Newcomer May Ponzo has been pleasantly surprised to find that there is a booming fitness and health culture in the Catalan capital, with Pilates studios and vegan options on nearly every corner
If you are moving to Spain and were looking forward to using your new adopted country as an excuse to eat fewer greens and drink more reds, then you might be a little disappointed when you get here.
I can only speak from my own experience, but the more time I spend living in Barcelona and getting used to the local way of life, the more apparent it’s becoming that tortilla and sangría are not the staples.
My friends in London warned me it would be difficult to keep up my healthy lifestyle once I moved to the Catalan capital
I remember my friends in London warning me it would be difficult to keep up my healthy lifestyle once I moved to the Catalan capital. But what they didn’t know is that I was moving to a city with a booming fitness and health culture.

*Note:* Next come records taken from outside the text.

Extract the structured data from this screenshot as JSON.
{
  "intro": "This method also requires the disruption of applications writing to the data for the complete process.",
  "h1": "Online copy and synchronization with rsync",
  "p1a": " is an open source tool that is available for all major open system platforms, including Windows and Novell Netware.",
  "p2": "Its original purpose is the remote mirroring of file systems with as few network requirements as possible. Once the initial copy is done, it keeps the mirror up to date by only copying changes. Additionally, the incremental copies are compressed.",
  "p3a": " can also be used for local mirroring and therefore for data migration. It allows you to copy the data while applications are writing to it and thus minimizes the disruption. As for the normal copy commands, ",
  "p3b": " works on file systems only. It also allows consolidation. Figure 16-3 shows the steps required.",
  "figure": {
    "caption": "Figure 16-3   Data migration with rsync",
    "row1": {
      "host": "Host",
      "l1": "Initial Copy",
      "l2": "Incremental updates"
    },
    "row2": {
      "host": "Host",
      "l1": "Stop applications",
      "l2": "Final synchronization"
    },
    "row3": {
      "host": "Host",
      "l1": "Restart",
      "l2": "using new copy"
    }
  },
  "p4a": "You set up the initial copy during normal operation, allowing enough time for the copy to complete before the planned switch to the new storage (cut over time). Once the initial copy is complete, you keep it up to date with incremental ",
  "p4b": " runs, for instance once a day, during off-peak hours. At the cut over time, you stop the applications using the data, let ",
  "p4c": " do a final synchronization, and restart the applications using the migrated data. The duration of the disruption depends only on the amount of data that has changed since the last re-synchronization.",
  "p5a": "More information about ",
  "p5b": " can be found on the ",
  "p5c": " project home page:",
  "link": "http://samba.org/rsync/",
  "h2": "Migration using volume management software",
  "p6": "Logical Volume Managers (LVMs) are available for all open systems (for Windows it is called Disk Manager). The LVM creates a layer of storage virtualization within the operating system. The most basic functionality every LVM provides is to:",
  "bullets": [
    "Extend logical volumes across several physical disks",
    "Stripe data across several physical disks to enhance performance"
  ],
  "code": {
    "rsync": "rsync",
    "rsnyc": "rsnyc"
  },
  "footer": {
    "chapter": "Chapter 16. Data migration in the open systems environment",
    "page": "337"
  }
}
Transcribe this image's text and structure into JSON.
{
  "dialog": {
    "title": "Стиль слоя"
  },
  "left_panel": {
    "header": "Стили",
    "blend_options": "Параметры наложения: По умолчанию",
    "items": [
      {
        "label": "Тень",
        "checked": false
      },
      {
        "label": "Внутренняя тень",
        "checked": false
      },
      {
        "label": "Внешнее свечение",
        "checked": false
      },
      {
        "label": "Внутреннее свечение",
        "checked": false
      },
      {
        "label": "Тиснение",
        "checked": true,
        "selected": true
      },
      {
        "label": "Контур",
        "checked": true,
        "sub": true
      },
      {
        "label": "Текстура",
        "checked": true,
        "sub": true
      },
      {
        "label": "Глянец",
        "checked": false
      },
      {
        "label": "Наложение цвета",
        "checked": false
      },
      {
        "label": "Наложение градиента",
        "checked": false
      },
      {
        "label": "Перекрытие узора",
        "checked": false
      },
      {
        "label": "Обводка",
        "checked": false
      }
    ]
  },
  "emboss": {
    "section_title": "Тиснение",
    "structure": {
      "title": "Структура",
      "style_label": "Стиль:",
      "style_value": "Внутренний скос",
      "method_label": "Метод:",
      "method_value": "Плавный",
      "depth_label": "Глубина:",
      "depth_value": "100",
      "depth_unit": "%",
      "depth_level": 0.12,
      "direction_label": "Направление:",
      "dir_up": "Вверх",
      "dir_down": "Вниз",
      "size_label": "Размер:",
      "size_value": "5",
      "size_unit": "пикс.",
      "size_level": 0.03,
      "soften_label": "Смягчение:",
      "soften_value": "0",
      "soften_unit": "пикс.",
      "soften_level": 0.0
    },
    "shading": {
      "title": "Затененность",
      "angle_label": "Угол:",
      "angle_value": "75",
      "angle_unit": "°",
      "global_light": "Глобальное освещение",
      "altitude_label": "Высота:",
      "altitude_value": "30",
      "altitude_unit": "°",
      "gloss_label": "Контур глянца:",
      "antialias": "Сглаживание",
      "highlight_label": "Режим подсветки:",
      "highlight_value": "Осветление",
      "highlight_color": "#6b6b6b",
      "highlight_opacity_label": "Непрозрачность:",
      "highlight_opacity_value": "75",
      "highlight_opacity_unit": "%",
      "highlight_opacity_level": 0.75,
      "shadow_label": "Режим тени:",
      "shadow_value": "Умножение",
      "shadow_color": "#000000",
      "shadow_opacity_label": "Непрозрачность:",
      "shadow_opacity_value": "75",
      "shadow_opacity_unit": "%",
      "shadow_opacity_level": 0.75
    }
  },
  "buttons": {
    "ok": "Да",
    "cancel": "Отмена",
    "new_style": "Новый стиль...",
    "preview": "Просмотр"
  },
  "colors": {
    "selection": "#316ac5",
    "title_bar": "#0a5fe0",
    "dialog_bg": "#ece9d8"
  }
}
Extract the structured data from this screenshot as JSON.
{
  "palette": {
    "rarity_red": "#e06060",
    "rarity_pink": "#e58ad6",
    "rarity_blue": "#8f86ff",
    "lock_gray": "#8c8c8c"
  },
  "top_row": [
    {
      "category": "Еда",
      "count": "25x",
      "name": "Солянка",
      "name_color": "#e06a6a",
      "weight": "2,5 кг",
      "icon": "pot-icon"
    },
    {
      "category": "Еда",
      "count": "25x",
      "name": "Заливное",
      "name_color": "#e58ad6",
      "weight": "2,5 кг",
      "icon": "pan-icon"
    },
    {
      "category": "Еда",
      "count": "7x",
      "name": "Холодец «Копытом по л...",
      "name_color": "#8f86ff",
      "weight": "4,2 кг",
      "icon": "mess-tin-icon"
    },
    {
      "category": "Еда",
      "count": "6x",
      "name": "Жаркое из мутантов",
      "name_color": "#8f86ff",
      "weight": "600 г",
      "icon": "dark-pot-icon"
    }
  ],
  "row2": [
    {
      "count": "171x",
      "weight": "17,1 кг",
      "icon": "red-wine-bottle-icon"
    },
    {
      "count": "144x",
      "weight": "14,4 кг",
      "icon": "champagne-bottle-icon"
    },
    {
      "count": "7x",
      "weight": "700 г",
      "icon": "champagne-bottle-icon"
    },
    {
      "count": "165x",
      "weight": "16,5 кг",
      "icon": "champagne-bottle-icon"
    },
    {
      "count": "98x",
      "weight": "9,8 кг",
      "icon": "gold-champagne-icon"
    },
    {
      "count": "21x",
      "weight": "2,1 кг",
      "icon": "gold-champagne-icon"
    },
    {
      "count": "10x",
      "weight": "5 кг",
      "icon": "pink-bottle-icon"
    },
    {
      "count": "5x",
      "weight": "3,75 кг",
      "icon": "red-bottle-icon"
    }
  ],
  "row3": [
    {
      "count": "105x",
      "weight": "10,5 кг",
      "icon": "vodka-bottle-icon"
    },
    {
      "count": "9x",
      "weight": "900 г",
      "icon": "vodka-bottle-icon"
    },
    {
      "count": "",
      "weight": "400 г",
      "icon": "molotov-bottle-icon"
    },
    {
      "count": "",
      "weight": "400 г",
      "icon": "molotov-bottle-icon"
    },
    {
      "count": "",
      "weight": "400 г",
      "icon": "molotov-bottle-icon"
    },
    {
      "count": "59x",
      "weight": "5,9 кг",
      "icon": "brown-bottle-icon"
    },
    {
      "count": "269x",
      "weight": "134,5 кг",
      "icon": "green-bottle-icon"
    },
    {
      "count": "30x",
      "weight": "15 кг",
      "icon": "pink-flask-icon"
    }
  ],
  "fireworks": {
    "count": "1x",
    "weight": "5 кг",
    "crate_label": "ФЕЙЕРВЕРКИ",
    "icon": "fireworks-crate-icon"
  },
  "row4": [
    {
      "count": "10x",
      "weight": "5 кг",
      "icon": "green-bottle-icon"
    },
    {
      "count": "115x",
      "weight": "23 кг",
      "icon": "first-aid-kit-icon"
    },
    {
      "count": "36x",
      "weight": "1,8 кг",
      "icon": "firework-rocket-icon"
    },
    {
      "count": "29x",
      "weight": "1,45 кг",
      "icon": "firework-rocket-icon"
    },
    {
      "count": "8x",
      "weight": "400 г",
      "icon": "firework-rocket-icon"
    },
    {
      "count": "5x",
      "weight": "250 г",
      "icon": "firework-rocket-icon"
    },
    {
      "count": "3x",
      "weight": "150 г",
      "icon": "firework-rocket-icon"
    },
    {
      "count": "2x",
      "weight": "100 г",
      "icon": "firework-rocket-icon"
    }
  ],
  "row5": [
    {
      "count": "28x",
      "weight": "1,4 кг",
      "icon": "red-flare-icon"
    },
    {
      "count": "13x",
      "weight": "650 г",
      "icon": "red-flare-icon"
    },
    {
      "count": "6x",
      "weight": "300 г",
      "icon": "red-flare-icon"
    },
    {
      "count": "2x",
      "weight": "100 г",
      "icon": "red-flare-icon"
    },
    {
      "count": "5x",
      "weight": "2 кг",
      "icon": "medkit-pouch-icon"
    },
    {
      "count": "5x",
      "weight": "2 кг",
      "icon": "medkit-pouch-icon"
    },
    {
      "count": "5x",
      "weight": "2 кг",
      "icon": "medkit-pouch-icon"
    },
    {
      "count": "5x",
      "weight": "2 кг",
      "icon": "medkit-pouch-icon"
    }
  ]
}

According to a Bloomberg study of 169 countries, Spain is the healthiest nation in the world, and a number of other studies have predicted its residents will enjoy the longest lifespans by the year 2040. These reports tend to give nearly all the merit to the renowned Mediterranean diet and lifestyle, widely touted as being the world’s healthiest. It is believed that its fresh fruit and vegetables, rivers of olive oil and socio-cultural aspects are the reasons behind such longevity.
But what these studies seem to have missed is that many Mediterranean countries have veered away from the traditional diet and lifestyle and have created their new version of a healthy, balanced life. Olive oil is being replaced by coconut oil, a salmon steak by tofu scramble and family meals by on-the-go snacks.